As discussed in the parent post, 3D Printing for Maritime – Hype or New Business Model?, 3D printing in retail is at the top of the hype curve, i.e., “peak hype,” for the technology. Punch into Google “3D Printing in Retail,” and you get 58.6 million results…not bad. Scroll beyond the ads for companies offering to help retail transition into 3D printing, and you’ll find a few articles highlighting some of the real innovation that the industry is seeing. We’ve collected some of the best examples here.
3D Printed Clothes
There are two exciting developments in the realm of 3D printed clothes. The first is the advent of brands like Danit Peleg, that offer fully customized and printed garments for sale online. While their production capacity is limited, this seems to be as much a branding choice as it is a manufacturing one. Despite their limited quantity (and relatively expensive unit cost), they are garments that are in demand.
The second advent is the application of “3D printing” technologies into knitting more traditional clothing items like jackets. US-based Ministry of Supply has implemented a Japanese-built machine for 3D printing knitted clothing. Customers visit the shop, configure their custom jacket, and it is printed before their eyes over the course of about 90 minutes.
3D Printed Shoes
Major brands like Adidas, Nike, and New Balance, have all begun manufacturing components of their shoes using 3D printing techniques. These include midsoles, uppers, and soles respectfully. In essence, spread across these three brands are all the makings for a fully printed shoe. It isn’t so far-fetched to envisage a shopping experience where your foot is scanned, and a custom shoe is printed in-shop for you. While the goal of a fully printed shoe is still some time off, there are many advancements with several companies making progress. Having said that, the primary use of 3D printing in the shoe industry today is still in the widespread application of rapid prototyping.
3D Printed Furniture and Homewares
Unlike clothing and shoes, whose materials make it challenging to print these items at home, furniture and homewares are making steady progress. Bits and Parts is an organization that aims to make furniture available to all by utilizing downloadable 3D Printing designs. Currently, you can download CAD files for three “puzzle” chairs that you can print and assemble yourself. Olivier van Herpt is revolutionizing the concept of ceramics with high-end 3D printed ceramic wear. As with Danit Peleg, their market is clearly the premium end of the market, but it isn’t long-sighted to see the print-at-shop and print-at-home business models taking hold here.
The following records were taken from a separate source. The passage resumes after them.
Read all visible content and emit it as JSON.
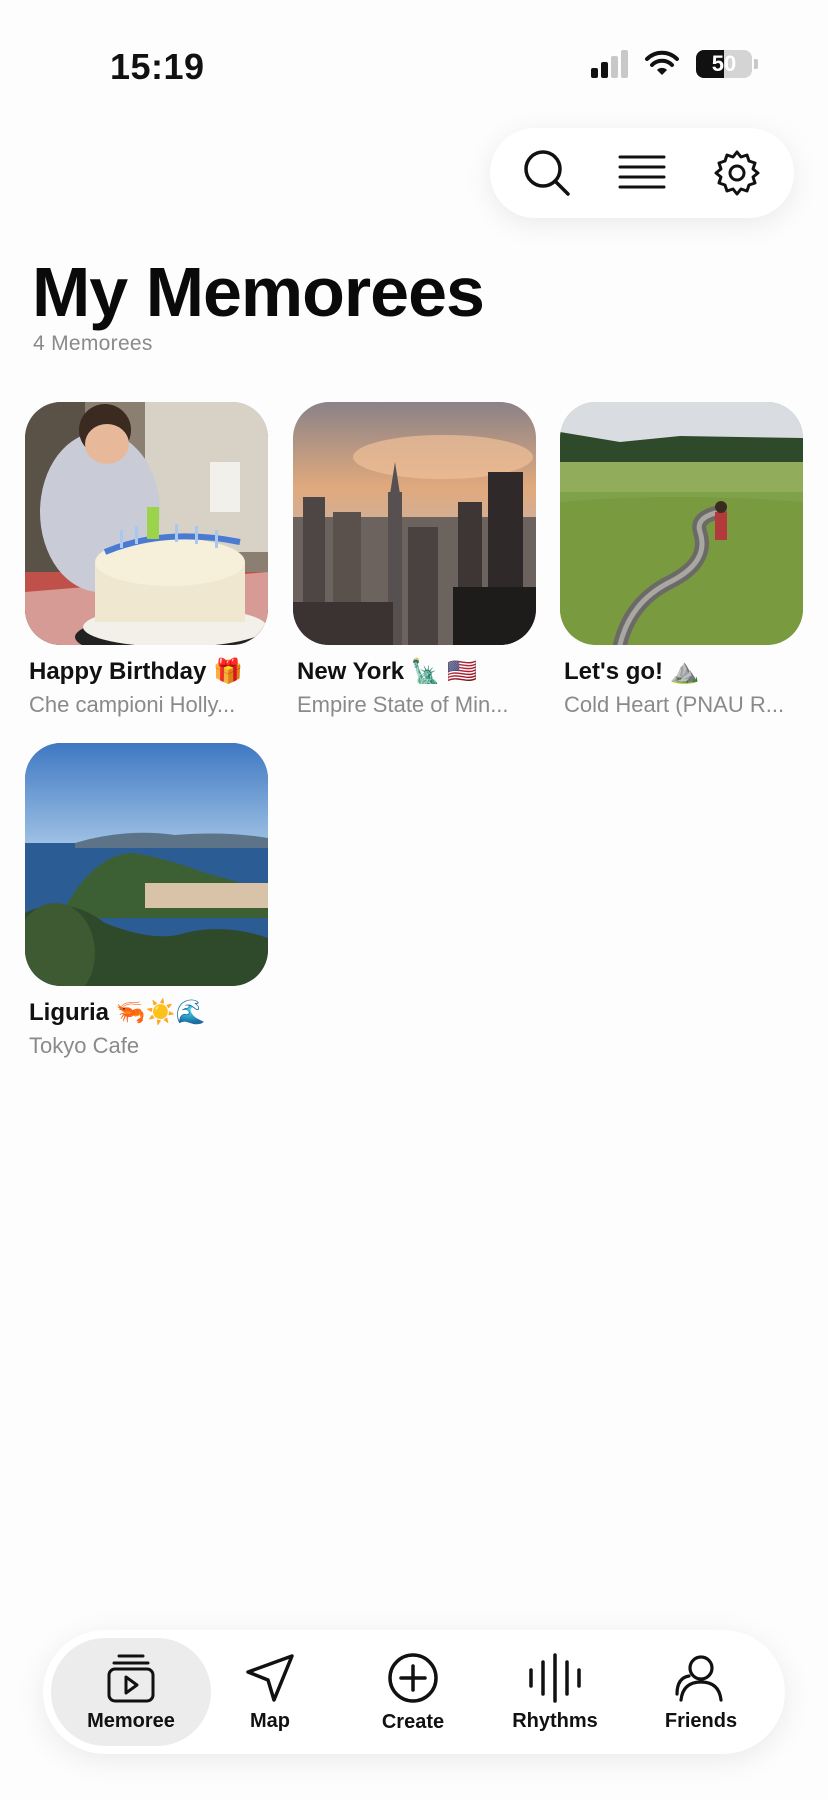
{
  "status_bar": {
    "time": "15:19",
    "battery": "50",
    "battery_level": 0.5
  },
  "toolbar": {
    "icons": [
      "search-icon",
      "list-icon",
      "settings-gear-icon"
    ]
  },
  "header": {
    "title": "My Memorees",
    "count": "4 Memorees"
  },
  "memorees": [
    {
      "title": "Happy Birthday 🎁",
      "subtitle": "Che campioni Holly..."
    },
    {
      "title": "New York 🗽 🇺🇸",
      "subtitle": "Empire State of Min..."
    },
    {
      "title": "Let's go! ⛰️",
      "subtitle": "Cold Heart (PNAU R..."
    },
    {
      "title": "Liguria 🦐☀️🌊",
      "subtitle": "Tokyo Cafe"
    }
  ],
  "tab_bar": {
    "tabs": [
      {
        "label": "Memoree",
        "icon": "memoree-icon",
        "active": true
      },
      {
        "label": "Map",
        "icon": "map-arrow-icon",
        "active": false
      },
      {
        "label": "Create",
        "icon": "create-plus-icon",
        "active": false
      },
      {
        "label": "Rhythms",
        "icon": "rhythms-waveform-icon",
        "active": false
      },
      {
        "label": "Friends",
        "icon": "friends-icon",
        "active": false
      }
    ]
  },
  "colors": {
    "background": "#fdfdfd",
    "text": "#111111",
    "secondary_text": "#8a8a8a",
    "active_tab": "#ececec"
  }
}
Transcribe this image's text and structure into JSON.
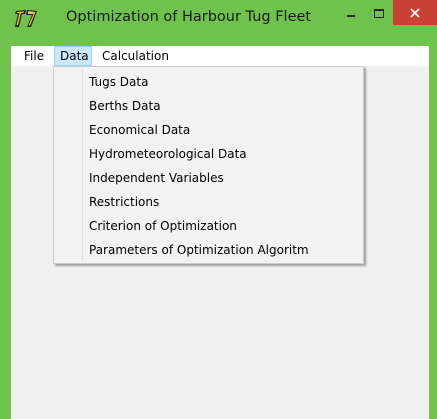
{
  "window": {
    "title": "Optimization of Harbour Tug Fleet",
    "accent_color": "#6fc24b",
    "close_color": "#c84134",
    "app_icon": "app-logo-icon",
    "controls": {
      "minimize_icon": "minimize-icon",
      "maximize_icon": "maximize-icon",
      "close_icon": "close-icon"
    }
  },
  "menubar": {
    "items": [
      {
        "label": "File"
      },
      {
        "label": "Data",
        "state": "open"
      },
      {
        "label": "Calculation"
      }
    ]
  },
  "data_menu": {
    "items": [
      {
        "label": "Tugs Data"
      },
      {
        "label": "Berths Data"
      },
      {
        "label": "Economical Data"
      },
      {
        "label": "Hydrometeorological Data"
      },
      {
        "label": "Independent Variables"
      },
      {
        "label": "Restrictions"
      },
      {
        "label": "Criterion of Optimization"
      },
      {
        "label": "Parameters of Optimization Algoritm"
      }
    ]
  }
}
IKEA has been prototyping customized chairs using 3D printing using the print-in-shop model.
Highly Customized Product Solutions
While we’re on the iconic brand of IKEA, it is worth talking about their ThisAbles project, which utilizes 3D printed, highly customized product solutions to increase the quality of life of disabled users. “By bridging the gap between existing IKEA products and the special needs of people belonging to the [special use] populations,” they aim to improve the usability of off-the-shelf products.
Another great example of customized product solutions using a print-in-shop business model is Lowe’s, in the US market, where you can print customized products and outdated replacement parts as needed. While it seems that the demand for this service is still low (pun not intended), the service still seems to be on offer five years after its launch showing that there is some demand.
Bespoke Retail Products
The final example is one of clever marketing. In 2014, yes, six years ago, Nescafe put together an innovative marketing campaign using 3D printed lids for heir standard product jars that doubled as alarm clocks. Users had to open the coffee jar, releasing the aroma of coffee to turn off the alarm clock. “Clever” is perhaps an understatement for the campaign. 3D printing was central in allowing the company to produce a limited, custom-made run of the lids.
The Impact on Maritime?
Most of these examples revolve around a dramatic shift in what is shipped and where. When the final retail shop or end consumer is the destination of unrefined manufacturing inputs and not the finished goods, one can easily envisage a dramatic overhaul of the entire supply chain. It isn’t far-fetched to see container loads of raw, 3D printing materials (thread, plastics, metals, rubbers, and other synthetic materials) being imported to countries that would have typically been importing finished goods, to facilitate the 3D printing retail boom.
Further, it is worth thinking about the source location and the size of supply chains in the future. Is it safe to assume that raw commodities are going to have a need to travel as far across the supply chain. Will China remain the powerhouse that it is if all you need to produce finished goods is raw plastic, metal, or other inputs.
Finally, the impact on inland and last-mile delivery is likely going to change too. Instead of large format trucks shipping bulky finished end products, it’s likely that we’ll see smaller vehicles performing a higher number of bespoke runs – much like what we see in the last mile of parcel shipping today which of course will have their own flow on impacts.
Does your current long-term port or terminal planning include hypothetical scenarios where your volumes dramatically increase (or decrease, for that matter) as a result of changes in how goods are produced?